Are Texting While Driving Laws Working in Arkansas?
Since 2009, the U.S. Department of Transportation has been leading the effort to stop texting and cell phone use while driving. According to statistics from distraction.gov, 3,179 people were killed and 431,000 were injured in distracted driving crashes in 2014. Text messaging requires visual, manual and cognitive attention from the driver, making it the most alarming and dangerous form of distracted driving.
Since many texting-while-driving laws are relatively new, there is limited evidence to show if the laws are working, but one study from the University of Alabama at Birmingham School of Public Health examined the effects of texting bans in 48 states from 2000-2010.
The study found that states with primary enforcement laws, like Arkansas, which means law enforcement can pull a vehicle over for the suspicion that they are texting while driving, saw a 3 percent reduction in traffic fatalities.
In states with texting bans that affected young people only, there was an 11 percent reduction in deaths for that age group.
Arkansas Distracted Driving Laws
Distracted driving laws vary from state-to-state. In Arkansas, the following laws apply:
- Handheld ban for drivers age 18-20 years old (Primary law)
- Ban on all cell phone use (handheld and hands-free) for bus drivers (Primary law)
- Ban on all cell phone use (handheld and hands-free) for novice (under 18) drivers (Secondary law)
- Ban on texting for drivers of all ages (Primary law)
A primary law is one in which state troopers can pull over a driver if they see that they are distracted. A secondary law is one in which the driver must be stopped for a primary offense like speeding and not just using a cell phone.

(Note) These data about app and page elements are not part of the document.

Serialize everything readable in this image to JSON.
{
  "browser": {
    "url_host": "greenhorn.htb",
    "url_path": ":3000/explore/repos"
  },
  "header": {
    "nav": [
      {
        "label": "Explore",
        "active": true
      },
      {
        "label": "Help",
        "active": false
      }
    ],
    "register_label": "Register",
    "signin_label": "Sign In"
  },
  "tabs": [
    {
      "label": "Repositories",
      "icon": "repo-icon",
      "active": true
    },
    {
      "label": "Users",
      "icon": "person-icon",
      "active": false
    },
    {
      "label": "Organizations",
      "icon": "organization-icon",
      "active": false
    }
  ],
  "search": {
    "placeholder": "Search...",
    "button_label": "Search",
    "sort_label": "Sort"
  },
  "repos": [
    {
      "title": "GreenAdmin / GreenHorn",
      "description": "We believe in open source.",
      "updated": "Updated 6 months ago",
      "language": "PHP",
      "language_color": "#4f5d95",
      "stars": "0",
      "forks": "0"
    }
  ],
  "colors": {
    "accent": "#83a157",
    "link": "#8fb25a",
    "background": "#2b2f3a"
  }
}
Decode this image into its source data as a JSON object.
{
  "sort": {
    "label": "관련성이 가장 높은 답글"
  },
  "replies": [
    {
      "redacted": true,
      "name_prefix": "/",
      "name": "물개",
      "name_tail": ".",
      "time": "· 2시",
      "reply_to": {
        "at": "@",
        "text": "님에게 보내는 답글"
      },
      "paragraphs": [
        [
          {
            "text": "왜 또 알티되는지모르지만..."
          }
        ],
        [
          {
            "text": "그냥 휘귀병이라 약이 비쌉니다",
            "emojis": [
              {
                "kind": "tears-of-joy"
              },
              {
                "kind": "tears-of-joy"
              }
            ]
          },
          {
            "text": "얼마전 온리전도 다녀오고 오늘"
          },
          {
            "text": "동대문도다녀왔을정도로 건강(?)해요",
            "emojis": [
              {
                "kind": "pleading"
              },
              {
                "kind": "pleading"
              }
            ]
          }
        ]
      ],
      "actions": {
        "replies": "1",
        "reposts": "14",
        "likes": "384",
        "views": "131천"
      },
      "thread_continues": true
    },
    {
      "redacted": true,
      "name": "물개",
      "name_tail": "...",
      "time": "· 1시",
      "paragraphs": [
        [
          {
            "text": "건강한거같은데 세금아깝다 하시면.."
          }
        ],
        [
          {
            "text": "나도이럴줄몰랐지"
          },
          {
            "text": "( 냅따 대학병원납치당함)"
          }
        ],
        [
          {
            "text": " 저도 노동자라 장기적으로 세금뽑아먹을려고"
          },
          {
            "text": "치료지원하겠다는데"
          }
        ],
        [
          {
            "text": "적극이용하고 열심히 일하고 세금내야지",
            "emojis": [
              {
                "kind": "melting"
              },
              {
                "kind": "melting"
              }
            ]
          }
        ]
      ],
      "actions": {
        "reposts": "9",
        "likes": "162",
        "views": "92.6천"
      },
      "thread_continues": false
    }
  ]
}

If you live in Arkansas and have been injured in a distracted-driver accident, contact a Little Rock car accident lawyer for a free consultation.